Manuel Gutiérrez Nájera is best known as principal initiator in Mexico of literary Modernism in the late nineteenth century: a lyrical poet of refined sensibility combining graceful estheticism, romantic melancholy and sprightly sense of humor; the author of imaginative short stories and artistic literary chronicles. He was extremely active in the journalistic medium, and many of the fruits of this activity have not been collected until fairly recently: one group of “chronicles” edited by E. K. Mapes in 1943, another in 1956 by the same Professor Carter who brings us this new collection.
Boyd G. Carter, long noted as a Gutiérrez Nájera specialist, renders a truly distinguished service in publishing (with the assistance of Mary E. Carter) the complete Plato del día series of 264 journalistic pieces of Nájera, brought together for the first time in a single volume, with Carter’s critical introduction, notes and bibliography. This contribution is especially significant in that it reveals to the reader of today a long-overlooked aspect of Nájera’s literary art, that of politico-social satirist.
In his useful introduction, Professor Carter explains the situation of Gutiérrez Nájera’s multiple use of pennames for various series of articles, often corresponding to different complementary literary personalities and styles as well as allowing the desirable anonymity appropriate for the free exercise of social satire. All the articles here collected were written under the pseudonym of Recamier, which partially coincided with the name of a French restauranteur famous in Mexico at the fin de siècle. Many of the Plato del día series have playful subtitles of a culinary nature such as “Bacalao a la Vizcaína,” “Fiambres batidos,” “Plátanos fritos,” “Ensalada rusa,” and use culinary metaphors in making satirical allusion to a wide diversity of topics and events of the day in the politico-social, educational and literary-cultural realms. Carter goes on to define Nájera’s literary qualities as a satirist, which embrace those of humorist, rapid narrator and especially an extraordinary linguistic virtuosity as a satirical punster, constituting a sub-style of Nájera hardly visible in his better-known works. The reader will then most assuredly proceed to plunge into the savoring of Nájera’s texts, participating with relish in his effervescent satirical exuberance, frequently surprised at the “relevance” for here and now of his critical observations on governmental foibles or indeed amused at his insistent whimsical jibes at the pervading monopoly exercised by a certain prestigious funeral agency which, incidentally, is still active today.
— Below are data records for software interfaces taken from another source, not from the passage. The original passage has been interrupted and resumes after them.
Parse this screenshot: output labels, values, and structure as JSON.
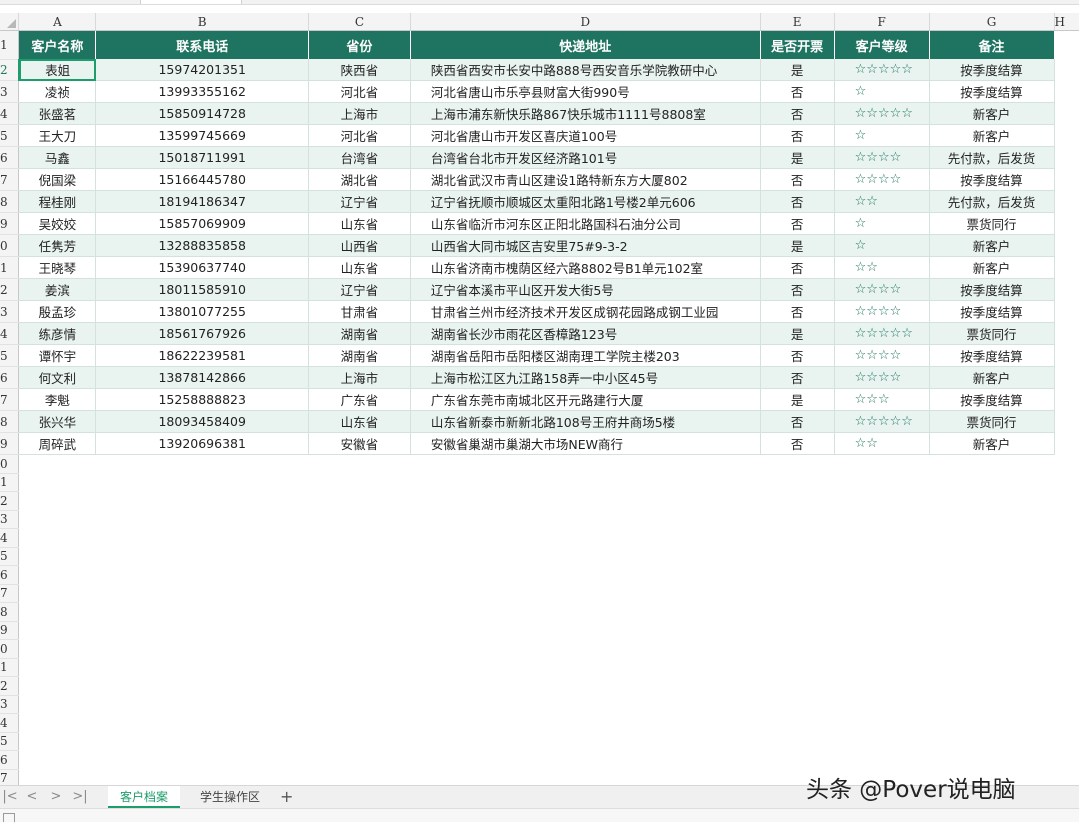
{
  "columns": [
    "A",
    "B",
    "C",
    "D",
    "E",
    "F",
    "G",
    "H"
  ],
  "row_numbers": [
    "1",
    "2",
    "3",
    "4",
    "5",
    "6",
    "7",
    "8",
    "9",
    "0",
    "1",
    "2",
    "3",
    "4",
    "5",
    "6",
    "7",
    "8",
    "9",
    "0",
    "1",
    "2",
    "3",
    "4",
    "5",
    "6",
    "7",
    "8",
    "9",
    "0",
    "1",
    "2",
    "3",
    "4",
    "5",
    "6",
    "7"
  ],
  "headers": [
    "客户名称",
    "联系电话",
    "省份",
    "快递地址",
    "是否开票",
    "客户等级",
    "备注"
  ],
  "rows": [
    {
      "name": "表姐",
      "phone": "15974201351",
      "province": "陕西省",
      "address": "陕西省西安市长安中路888号西安音乐学院教研中心",
      "invoice": "是",
      "level": "☆☆☆☆☆",
      "note": "按季度结算"
    },
    {
      "name": "凌祯",
      "phone": "13993355162",
      "province": "河北省",
      "address": "河北省唐山市乐亭县财富大街990号",
      "invoice": "否",
      "level": "☆",
      "note": "按季度结算"
    },
    {
      "name": "张盛茗",
      "phone": "15850914728",
      "province": "上海市",
      "address": "上海市浦东新快乐路867快乐城市1111号8808室",
      "invoice": "否",
      "level": "☆☆☆☆☆",
      "note": "新客户"
    },
    {
      "name": "王大刀",
      "phone": "13599745669",
      "province": "河北省",
      "address": "河北省唐山市开发区喜庆道100号",
      "invoice": "否",
      "level": "☆",
      "note": "新客户"
    },
    {
      "name": "马鑫",
      "phone": "15018711991",
      "province": "台湾省",
      "address": "台湾省台北市开发区经济路101号",
      "invoice": "是",
      "level": "☆☆☆☆",
      "note": "先付款，后发货"
    },
    {
      "name": "倪国梁",
      "phone": "15166445780",
      "province": "湖北省",
      "address": "湖北省武汉市青山区建设1路特新东方大厦802",
      "invoice": "否",
      "level": "☆☆☆☆",
      "note": "按季度结算"
    },
    {
      "name": "程桂刚",
      "phone": "18194186347",
      "province": "辽宁省",
      "address": "辽宁省抚顺市顺城区太重阳北路1号楼2单元606",
      "invoice": "否",
      "level": "☆☆",
      "note": "先付款，后发货"
    },
    {
      "name": "吴姣姣",
      "phone": "15857069909",
      "province": "山东省",
      "address": "山东省临沂市河东区正阳北路国科石油分公司",
      "invoice": "否",
      "level": "☆",
      "note": "票货同行"
    },
    {
      "name": "任隽芳",
      "phone": "13288835858",
      "province": "山西省",
      "address": "山西省大同市城区吉安里75#9-3-2",
      "invoice": "是",
      "level": "☆",
      "note": "新客户"
    },
    {
      "name": "王晓琴",
      "phone": "15390637740",
      "province": "山东省",
      "address": "山东省济南市槐荫区经六路8802号B1单元102室",
      "invoice": "否",
      "level": "☆☆",
      "note": "新客户"
    },
    {
      "name": "姜滨",
      "phone": "18011585910",
      "province": "辽宁省",
      "address": "辽宁省本溪市平山区开发大街5号",
      "invoice": "否",
      "level": "☆☆☆☆",
      "note": "按季度结算"
    },
    {
      "name": "殷孟珍",
      "phone": "13801077255",
      "province": "甘肃省",
      "address": "甘肃省兰州市经济技术开发区成钢花园路成钢工业园",
      "invoice": "否",
      "level": "☆☆☆☆",
      "note": "按季度结算"
    },
    {
      "name": "练彦情",
      "phone": "18561767926",
      "province": "湖南省",
      "address": "湖南省长沙市雨花区香樟路123号",
      "invoice": "是",
      "level": "☆☆☆☆☆",
      "note": "票货同行"
    },
    {
      "name": "谭怀宇",
      "phone": "18622239581",
      "province": "湖南省",
      "address": "湖南省岳阳市岳阳楼区湖南理工学院主楼203",
      "invoice": "否",
      "level": "☆☆☆☆",
      "note": "按季度结算"
    },
    {
      "name": "何文利",
      "phone": "13878142866",
      "province": "上海市",
      "address": "上海市松江区九江路158弄一中小区45号",
      "invoice": "否",
      "level": "☆☆☆☆",
      "note": "新客户"
    },
    {
      "name": "李魁",
      "phone": "15258888823",
      "province": "广东省",
      "address": "广东省东莞市南城北区开元路建行大厦",
      "invoice": "是",
      "level": "☆☆☆",
      "note": "按季度结算"
    },
    {
      "name": "张兴华",
      "phone": "18093458409",
      "province": "山东省",
      "address": "山东省新泰市新新北路108号王府井商场5楼",
      "invoice": "否",
      "level": "☆☆☆☆☆",
      "note": "票货同行"
    },
    {
      "name": "周碎武",
      "phone": "13920696381",
      "province": "安徽省",
      "address": "安徽省巢湖市巢湖大市场NEW商行",
      "invoice": "否",
      "level": "☆☆",
      "note": "新客户"
    }
  ],
  "sheet_tabs": [
    "客户档案",
    "学生操作区"
  ],
  "add_sheet": "+",
  "nav_icons": [
    "|<",
    "<",
    ">",
    ">|"
  ],
  "watermark": "头条 @Pover说电脑",
  "colors": {
    "header_bg": "#1e7460",
    "band": "#e9f4f0",
    "accent": "#1e9d6c"
  }
}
This is satirical journalism at its very best, of a high literary caliber and ever-timely universal appeal which are unusual. Thank you, Dr. Carter.